Making Hydroelectric Power Renewable Again

It might surprise you to learn that hydroelectric power is not renewable energy. Well, it’s not considered renewable in Oregon, anyway. Despite the fact that the engine of electricity production literally falls from the sky – at a higher than average rate for the United States.  Due to bureaucratic nonsense, hydroelecric power cannot be applied to the state’s mandate to produce 25% of its power from renewable resources. Luckily, a plucky group of citizens has picked up on this anomaly and is attempting to correct the problem.

Background: in 2007, Oregon’s legislature passed a measure that mandates large utilities provide electricity from ‘renewable’ sources. From Pacific Power’s website:

Requirements for renewable energy

To promote the development of new renewable resources and decrease reliance on fossil fuels for electricity generation, Oregon passed a law in 2007 that created a renewable portfolio standard (RPS).

The law established that Pacific Power and other large utilities in Oregon would increase development and use of renewable energy sources. The RPS requires large utilities to have electricity from qualifying sources of at least 5 percent by 2011, 15 percent by 2015, 20 percent by 2020 and 25 percent by 2025.

What’s funny about this 2007 law, other than its massively false premises about the renewable resource industry capacity and the supposed evils of fossil fuels, is that hydroelectric power doesn’t count toward the RPS if generated by dams built prior to 1995. Evidently, despite the fact that hydroelectricity has been providing low cost, renewable, and – dare I say it – green energy for the entire Pacific Northwest electric grid for around 8 decades or so, it’s just not green enough. Or new enough. Or something.

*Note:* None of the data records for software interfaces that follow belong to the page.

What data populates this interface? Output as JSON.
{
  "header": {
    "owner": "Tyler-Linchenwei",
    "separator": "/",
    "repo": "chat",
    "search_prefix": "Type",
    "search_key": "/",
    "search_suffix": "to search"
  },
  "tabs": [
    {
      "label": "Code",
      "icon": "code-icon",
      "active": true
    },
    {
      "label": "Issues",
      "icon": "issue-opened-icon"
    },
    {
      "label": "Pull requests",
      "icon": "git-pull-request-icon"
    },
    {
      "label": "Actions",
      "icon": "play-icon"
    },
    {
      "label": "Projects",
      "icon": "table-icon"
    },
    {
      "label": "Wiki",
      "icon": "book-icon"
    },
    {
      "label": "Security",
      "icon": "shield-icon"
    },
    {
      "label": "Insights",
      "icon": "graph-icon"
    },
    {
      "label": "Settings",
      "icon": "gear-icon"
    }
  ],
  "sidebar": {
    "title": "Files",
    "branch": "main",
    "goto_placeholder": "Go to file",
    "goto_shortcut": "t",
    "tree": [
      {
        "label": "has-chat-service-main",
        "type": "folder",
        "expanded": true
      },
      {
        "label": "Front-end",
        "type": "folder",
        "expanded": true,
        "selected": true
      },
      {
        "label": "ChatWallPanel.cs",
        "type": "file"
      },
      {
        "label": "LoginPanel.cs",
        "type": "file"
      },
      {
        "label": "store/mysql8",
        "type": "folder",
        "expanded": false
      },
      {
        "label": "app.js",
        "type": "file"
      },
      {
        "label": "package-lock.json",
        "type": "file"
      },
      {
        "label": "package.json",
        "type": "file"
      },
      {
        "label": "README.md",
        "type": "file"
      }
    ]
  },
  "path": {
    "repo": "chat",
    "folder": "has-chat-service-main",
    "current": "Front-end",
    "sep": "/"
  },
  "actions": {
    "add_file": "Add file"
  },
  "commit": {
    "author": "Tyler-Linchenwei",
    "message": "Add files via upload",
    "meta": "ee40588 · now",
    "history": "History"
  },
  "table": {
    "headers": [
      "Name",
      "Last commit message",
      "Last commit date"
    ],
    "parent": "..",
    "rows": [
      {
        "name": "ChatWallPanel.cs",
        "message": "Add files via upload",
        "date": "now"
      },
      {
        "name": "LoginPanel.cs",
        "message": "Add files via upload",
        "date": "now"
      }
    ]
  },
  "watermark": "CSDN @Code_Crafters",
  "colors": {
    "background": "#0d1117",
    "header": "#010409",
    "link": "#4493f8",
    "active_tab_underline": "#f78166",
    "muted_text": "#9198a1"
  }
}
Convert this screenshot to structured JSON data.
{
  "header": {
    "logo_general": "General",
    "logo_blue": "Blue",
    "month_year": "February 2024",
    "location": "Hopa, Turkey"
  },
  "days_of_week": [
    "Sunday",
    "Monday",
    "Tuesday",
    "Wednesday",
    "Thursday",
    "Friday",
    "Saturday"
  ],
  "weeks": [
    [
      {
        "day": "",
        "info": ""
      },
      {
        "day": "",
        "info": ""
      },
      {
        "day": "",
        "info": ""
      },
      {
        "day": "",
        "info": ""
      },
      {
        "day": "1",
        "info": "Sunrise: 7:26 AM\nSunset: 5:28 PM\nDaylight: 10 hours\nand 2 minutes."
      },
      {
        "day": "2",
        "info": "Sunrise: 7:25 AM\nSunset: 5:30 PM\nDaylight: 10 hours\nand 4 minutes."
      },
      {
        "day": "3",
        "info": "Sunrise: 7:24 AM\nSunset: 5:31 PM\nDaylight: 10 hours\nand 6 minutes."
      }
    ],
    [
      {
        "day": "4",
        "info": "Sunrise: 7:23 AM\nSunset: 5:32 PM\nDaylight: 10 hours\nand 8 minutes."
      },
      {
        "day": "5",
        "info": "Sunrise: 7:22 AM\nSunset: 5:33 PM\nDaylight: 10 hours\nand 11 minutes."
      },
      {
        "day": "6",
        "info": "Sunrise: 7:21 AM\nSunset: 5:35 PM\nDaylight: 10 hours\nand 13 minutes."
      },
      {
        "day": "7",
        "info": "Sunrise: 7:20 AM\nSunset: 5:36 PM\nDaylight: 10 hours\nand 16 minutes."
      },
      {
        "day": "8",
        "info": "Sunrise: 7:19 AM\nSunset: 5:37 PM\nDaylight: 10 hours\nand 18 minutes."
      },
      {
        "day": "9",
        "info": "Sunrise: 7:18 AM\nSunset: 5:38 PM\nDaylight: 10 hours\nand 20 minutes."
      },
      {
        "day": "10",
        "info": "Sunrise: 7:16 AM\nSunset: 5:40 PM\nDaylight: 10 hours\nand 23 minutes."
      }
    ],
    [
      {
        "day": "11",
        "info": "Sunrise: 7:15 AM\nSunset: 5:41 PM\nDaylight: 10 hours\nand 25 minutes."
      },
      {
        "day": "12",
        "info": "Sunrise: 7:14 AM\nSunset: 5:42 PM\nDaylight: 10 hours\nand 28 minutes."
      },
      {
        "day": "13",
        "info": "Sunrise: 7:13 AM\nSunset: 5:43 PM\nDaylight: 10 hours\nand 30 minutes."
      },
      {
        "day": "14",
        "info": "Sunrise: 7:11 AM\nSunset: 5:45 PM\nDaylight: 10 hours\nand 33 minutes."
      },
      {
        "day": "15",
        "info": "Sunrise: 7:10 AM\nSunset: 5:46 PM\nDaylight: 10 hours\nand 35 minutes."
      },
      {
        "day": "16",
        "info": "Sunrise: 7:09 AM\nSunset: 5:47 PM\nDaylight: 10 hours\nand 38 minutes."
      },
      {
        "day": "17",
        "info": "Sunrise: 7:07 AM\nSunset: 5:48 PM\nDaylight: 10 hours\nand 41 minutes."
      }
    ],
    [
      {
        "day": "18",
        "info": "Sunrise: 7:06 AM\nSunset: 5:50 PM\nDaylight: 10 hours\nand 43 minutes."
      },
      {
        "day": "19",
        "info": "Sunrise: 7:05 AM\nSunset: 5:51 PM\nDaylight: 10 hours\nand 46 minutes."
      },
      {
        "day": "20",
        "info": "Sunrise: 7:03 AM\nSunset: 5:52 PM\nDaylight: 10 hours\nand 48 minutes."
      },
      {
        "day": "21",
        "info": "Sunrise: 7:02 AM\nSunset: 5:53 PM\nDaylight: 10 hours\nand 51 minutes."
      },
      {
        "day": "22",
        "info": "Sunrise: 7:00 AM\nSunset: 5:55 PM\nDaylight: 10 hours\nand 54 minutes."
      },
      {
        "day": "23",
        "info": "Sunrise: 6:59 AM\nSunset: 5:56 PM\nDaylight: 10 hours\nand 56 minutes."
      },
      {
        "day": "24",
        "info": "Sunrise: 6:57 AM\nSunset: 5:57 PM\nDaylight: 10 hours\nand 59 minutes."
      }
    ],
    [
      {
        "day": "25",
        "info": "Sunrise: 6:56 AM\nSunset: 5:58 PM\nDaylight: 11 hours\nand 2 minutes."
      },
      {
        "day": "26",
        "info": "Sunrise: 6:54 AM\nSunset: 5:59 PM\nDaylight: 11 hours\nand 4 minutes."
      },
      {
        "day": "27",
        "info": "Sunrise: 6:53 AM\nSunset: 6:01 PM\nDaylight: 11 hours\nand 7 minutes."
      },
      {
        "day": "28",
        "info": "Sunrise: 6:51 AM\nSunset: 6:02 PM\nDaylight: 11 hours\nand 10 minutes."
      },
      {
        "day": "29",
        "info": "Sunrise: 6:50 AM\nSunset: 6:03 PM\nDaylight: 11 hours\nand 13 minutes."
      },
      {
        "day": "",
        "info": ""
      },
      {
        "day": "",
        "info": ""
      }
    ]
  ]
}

Enter this crazy band of citizens who think that hydroelectric power is renewable. The Oregonian reports,

The initiative seeks to alter renewable portfolio standards approved in 2007 that require large utilities obtain 15 percent of their energy from renewable sources by 2015, and 25 percent by 2025. The law prohibits large utilities from counting hydroelectric power generated by dams built before 1995 towards the standard.

Portland lobbyist Paul Cosgrove and Salem resident Tom Hammer, the initiative sponsors, want to count all hydroelectric power toward the green energy mandate. “Most people agree that hydro power is renewable because in the every day meaning of that term, it is renewable,” Cosgrove said.

Critics of this form of sustainable green energy were quick to respond, saying that the RPS rules were “aimed at developing newer sources of renewable energy, such as wind and solar”, and that the standards weren’t written “to count hydroelectric power generated by dams built decades ago.”

In other words, despite being literally decades ahead of its time, hydro doesn’t count because it’s already solved the problem before it even existed, which then leaves environmental activists with precious little to do.

Fear not, young idealist! We can reinvent the problem AND the solution! So says Jeff Bissonnette, of the Citizen’s Utility Board of Oregon:

“Hydro is renewable, but we can’t pat ourselves on the back for the things we did back in the ’30s,” Bissonnette said. “That’s meeting current load. We’re trying to figure out how to meet load growth going forward.”

Of course, hydroelectric produces so much excess power that wind farms are frequently forced to shut down. But since that completely blows a hole in the RPS, it can’t be allowed to continue.

But hey, we can always try to bring some common sense to the legislature. As is frequently the case, in this instance it comes in the form of a perfectly logical citizen’s initiative. Let’s hope the voters approve logic over the sustained war on affordable energy that allows us the best standard of living ever known to humanity.